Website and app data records
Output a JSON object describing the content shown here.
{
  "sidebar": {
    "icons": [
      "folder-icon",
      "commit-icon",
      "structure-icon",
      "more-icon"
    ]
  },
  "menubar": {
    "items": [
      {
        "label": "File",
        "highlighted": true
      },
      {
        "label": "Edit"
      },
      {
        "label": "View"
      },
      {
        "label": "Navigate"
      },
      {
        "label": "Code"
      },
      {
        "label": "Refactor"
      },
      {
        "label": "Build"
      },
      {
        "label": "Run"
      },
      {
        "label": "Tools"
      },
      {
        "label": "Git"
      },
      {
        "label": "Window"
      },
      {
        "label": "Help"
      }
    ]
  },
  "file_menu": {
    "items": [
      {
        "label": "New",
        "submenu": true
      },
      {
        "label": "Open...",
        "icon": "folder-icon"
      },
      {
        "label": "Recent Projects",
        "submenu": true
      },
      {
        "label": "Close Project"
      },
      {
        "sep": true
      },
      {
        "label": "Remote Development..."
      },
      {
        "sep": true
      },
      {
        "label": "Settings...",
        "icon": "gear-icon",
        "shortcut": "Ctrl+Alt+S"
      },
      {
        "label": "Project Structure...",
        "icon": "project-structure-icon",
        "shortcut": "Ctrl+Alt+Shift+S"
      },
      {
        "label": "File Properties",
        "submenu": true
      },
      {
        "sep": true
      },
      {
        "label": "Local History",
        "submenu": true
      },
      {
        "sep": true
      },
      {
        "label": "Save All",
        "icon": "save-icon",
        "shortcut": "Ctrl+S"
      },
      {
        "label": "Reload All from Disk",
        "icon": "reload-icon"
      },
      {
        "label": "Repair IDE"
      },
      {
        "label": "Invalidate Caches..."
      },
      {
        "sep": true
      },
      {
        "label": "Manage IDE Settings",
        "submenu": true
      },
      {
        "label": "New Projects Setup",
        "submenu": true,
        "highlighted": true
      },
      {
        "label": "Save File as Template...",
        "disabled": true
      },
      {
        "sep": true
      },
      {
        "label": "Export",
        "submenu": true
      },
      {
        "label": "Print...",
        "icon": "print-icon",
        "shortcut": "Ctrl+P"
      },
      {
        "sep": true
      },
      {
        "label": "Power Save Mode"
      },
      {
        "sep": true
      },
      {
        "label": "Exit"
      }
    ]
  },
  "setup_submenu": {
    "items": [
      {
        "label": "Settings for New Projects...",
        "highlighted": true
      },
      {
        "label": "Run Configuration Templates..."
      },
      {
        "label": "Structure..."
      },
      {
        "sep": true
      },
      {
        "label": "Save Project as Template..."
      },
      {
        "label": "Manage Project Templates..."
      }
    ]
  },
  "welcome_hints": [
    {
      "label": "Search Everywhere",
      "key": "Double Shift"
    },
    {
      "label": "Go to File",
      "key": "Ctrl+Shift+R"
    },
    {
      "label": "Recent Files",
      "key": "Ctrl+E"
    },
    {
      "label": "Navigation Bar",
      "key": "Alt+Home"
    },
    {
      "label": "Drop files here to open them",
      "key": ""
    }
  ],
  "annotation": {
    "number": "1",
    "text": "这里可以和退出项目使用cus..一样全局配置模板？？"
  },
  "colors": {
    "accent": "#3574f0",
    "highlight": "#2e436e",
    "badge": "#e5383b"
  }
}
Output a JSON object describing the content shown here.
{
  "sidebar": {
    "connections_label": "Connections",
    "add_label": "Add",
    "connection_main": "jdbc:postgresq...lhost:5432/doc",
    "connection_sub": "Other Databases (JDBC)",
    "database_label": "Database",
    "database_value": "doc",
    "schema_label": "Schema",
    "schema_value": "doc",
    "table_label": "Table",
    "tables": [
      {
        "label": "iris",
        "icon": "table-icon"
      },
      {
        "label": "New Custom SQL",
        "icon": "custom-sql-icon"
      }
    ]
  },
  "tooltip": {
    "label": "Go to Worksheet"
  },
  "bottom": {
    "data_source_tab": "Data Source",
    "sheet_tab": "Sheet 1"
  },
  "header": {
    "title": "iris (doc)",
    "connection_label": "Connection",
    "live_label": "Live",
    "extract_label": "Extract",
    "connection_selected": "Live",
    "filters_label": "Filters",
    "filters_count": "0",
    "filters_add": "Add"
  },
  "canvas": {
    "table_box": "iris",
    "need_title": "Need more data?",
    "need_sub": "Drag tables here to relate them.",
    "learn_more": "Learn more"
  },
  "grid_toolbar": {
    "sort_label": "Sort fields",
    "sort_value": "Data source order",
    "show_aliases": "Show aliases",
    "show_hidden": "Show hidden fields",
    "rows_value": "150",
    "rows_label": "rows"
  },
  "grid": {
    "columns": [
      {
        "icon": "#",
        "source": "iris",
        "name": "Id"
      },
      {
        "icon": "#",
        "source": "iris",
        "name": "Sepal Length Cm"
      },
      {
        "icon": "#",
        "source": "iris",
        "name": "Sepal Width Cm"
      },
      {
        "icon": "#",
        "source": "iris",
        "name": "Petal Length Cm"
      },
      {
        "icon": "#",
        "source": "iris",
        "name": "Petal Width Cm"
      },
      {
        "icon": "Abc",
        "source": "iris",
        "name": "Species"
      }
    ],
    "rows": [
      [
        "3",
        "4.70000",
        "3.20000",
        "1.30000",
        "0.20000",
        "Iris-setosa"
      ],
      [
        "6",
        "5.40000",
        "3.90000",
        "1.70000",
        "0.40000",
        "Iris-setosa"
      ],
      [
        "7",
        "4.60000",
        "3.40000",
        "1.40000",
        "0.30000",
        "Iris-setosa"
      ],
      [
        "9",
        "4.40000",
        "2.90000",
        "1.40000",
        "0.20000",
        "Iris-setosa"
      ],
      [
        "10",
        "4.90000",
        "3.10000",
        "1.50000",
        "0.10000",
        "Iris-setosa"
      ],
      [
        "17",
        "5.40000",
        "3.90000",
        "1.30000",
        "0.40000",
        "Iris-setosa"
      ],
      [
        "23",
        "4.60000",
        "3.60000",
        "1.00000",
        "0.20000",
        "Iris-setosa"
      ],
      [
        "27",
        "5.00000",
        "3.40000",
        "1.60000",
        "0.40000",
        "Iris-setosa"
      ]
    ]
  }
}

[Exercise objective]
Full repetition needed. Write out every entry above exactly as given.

[Output for this exercise]
Output a JSON object describing the content shown here.
{
  "sidebar": {
    "icons": [
      "folder-icon",
      "commit-icon",
      "structure-icon",
      "more-icon"
    ]
  },
  "menubar": {
    "items": [
      {
        "label": "File",
        "highlighted": true
      },
      {
        "label": "Edit"
      },
      {
        "label": "View"
      },
      {
        "label": "Navigate"
      },
      {
        "label": "Code"
      },
      {
        "label": "Refactor"
      },
      {
        "label": "Build"
      },
      {
        "label": "Run"
      },
      {
        "label": "Tools"
      },
      {
        "label": "Git"
      },
      {
        "label": "Window"
      },
      {
        "label": "Help"
      }
    ]
  },
  "file_menu": {
    "items": [
      {
        "label": "New",
        "submenu": true
      },
      {
        "label": "Open...",
        "icon": "folder-icon"
      },
      {
        "label": "Recent Projects",
        "submenu": true
      },
      {
        "label": "Close Project"
      },
      {
        "sep": true
      },
      {
        "label": "Remote Development..."
      },
      {
        "sep": true
      },
      {
        "label": "Settings...",
        "icon": "gear-icon",
        "shortcut": "Ctrl+Alt+S"
      },
      {
        "label": "Project Structure...",
        "icon": "project-structure-icon",
        "shortcut": "Ctrl+Alt+Shift+S"
      },
      {
        "label": "File Properties",
        "submenu": true
      },
      {
        "sep": true
      },
      {
        "label": "Local History",
        "submenu": true
      },
      {
        "sep": true
      },
      {
        "label": "Save All",
        "icon": "save-icon",
        "shortcut": "Ctrl+S"
      },
      {
        "label": "Reload All from Disk",
        "icon": "reload-icon"
      },
      {
        "label": "Repair IDE"
      },
      {
        "label": "Invalidate Caches..."
      },
      {
        "sep": true
      },
      {
        "label": "Manage IDE Settings",
        "submenu": true
      },
      {
        "label": "New Projects Setup",
        "submenu": true,
        "highlighted": true
      },
      {
        "label": "Save File as Template...",
        "disabled": true
      },
      {
        "sep": true
      },
      {
        "label": "Export",
        "submenu": true
      },
      {
        "label": "Print...",
        "icon": "print-icon",
        "shortcut": "Ctrl+P"
      },
      {
        "sep": true
      },
      {
        "label": "Power Save Mode"
      },
      {
        "sep": true
      },
      {
        "label": "Exit"
      }
    ]
  },
  "setup_submenu": {
    "items": [
      {
        "label": "Settings for New Projects...",
        "highlighted": true
      },
      {
        "label": "Run Configuration Templates..."
      },
      {
        "label": "Structure..."
      },
      {
        "sep": true
      },
      {
        "label": "Save Project as Template..."
      },
      {
        "label": "Manage Project Templates..."
      }
    ]
  },
  "welcome_hints": [
    {
      "label": "Search Everywhere",
      "key": "Double Shift"
    },
    {
      "label": "Go to File",
      "key": "Ctrl+Shift+R"
    },
    {
      "label": "Recent Files",
      "key": "Ctrl+E"
    },
    {
      "label": "Navigation Bar",
      "key": "Alt+Home"
    },
    {
      "label": "Drop files here to open them",
      "key": ""
    }
  ],
  "annotation": {
    "number": "1",
    "text": "这里可以和退出项目使用cus..一样全局配置模板？？"
  },
  "colors": {
    "accent": "#3574f0",
    "highlight": "#2e436e",
    "badge": "#e5383b"
  }
}
Output a JSON object describing the content shown here.
{
  "sidebar": {
    "connections_label": "Connections",
    "add_label": "Add",
    "connection_main": "jdbc:postgresq...lhost:5432/doc",
    "connection_sub": "Other Databases (JDBC)",
    "database_label": "Database",
    "database_value": "doc",
    "schema_label": "Schema",
    "schema_value": "doc",
    "table_label": "Table",
    "tables": [
      {
        "label": "iris",
        "icon": "table-icon"
      },
      {
        "label": "New Custom SQL",
        "icon": "custom-sql-icon"
      }
    ]
  },
  "tooltip": {
    "label": "Go to Worksheet"
  },
  "bottom": {
    "data_source_tab": "Data Source",
    "sheet_tab": "Sheet 1"
  },
  "header": {
    "title": "iris (doc)",
    "connection_label": "Connection",
    "live_label": "Live",
    "extract_label": "Extract",
    "connection_selected": "Live",
    "filters_label": "Filters",
    "filters_count": "0",
    "filters_add": "Add"
  },
  "canvas": {
    "table_box": "iris",
    "need_title": "Need more data?",
    "need_sub": "Drag tables here to relate them.",
    "learn_more": "Learn more"
  },
  "grid_toolbar": {
    "sort_label": "Sort fields",
    "sort_value": "Data source order",
    "show_aliases": "Show aliases",
    "show_hidden": "Show hidden fields",
    "rows_value": "150",
    "rows_label": "rows"
  },
  "grid": {
    "columns": [
      {
        "icon": "#",
        "source": "iris",
        "name": "Id"
      },
      {
        "icon": "#",
        "source": "iris",
        "name": "Sepal Length Cm"
      },
      {
        "icon": "#",
        "source": "iris",
        "name": "Sepal Width Cm"
      },
      {
        "icon": "#",
        "source": "iris",
        "name": "Petal Length Cm"
      },
      {
        "icon": "#",
        "source": "iris",
        "name": "Petal Width Cm"
      },
      {
        "icon": "Abc",
        "source": "iris",
        "name": "Species"
      }
    ],
    "rows": [
      [
        "3",
        "4.70000",
        "3.20000",
        "1.30000",
        "0.20000",
        "Iris-setosa"
      ],
      [
        "6",
        "5.40000",
        "3.90000",
        "1.70000",
        "0.40000",
        "Iris-setosa"
      ],
      [
        "7",
        "4.60000",
        "3.40000",
        "1.40000",
        "0.30000",
        "Iris-setosa"
      ],
      [
        "9",
        "4.40000",
        "2.90000",
        "1.40000",
        "0.20000",
        "Iris-setosa"
      ],
      [
        "10",
        "4.90000",
        "3.10000",
        "1.50000",
        "0.10000",
        "Iris-setosa"
      ],
      [
        "17",
        "5.40000",
        "3.90000",
        "1.30000",
        "0.40000",
        "Iris-setosa"
      ],
      [
        "23",
        "4.60000",
        "3.60000",
        "1.00000",
        "0.20000",
        "Iris-setosa"
      ],
      [
        "27",
        "5.00000",
        "3.40000",
        "1.60000",
        "0.40000",
        "Iris-setosa"
      ]
    ]
  }
}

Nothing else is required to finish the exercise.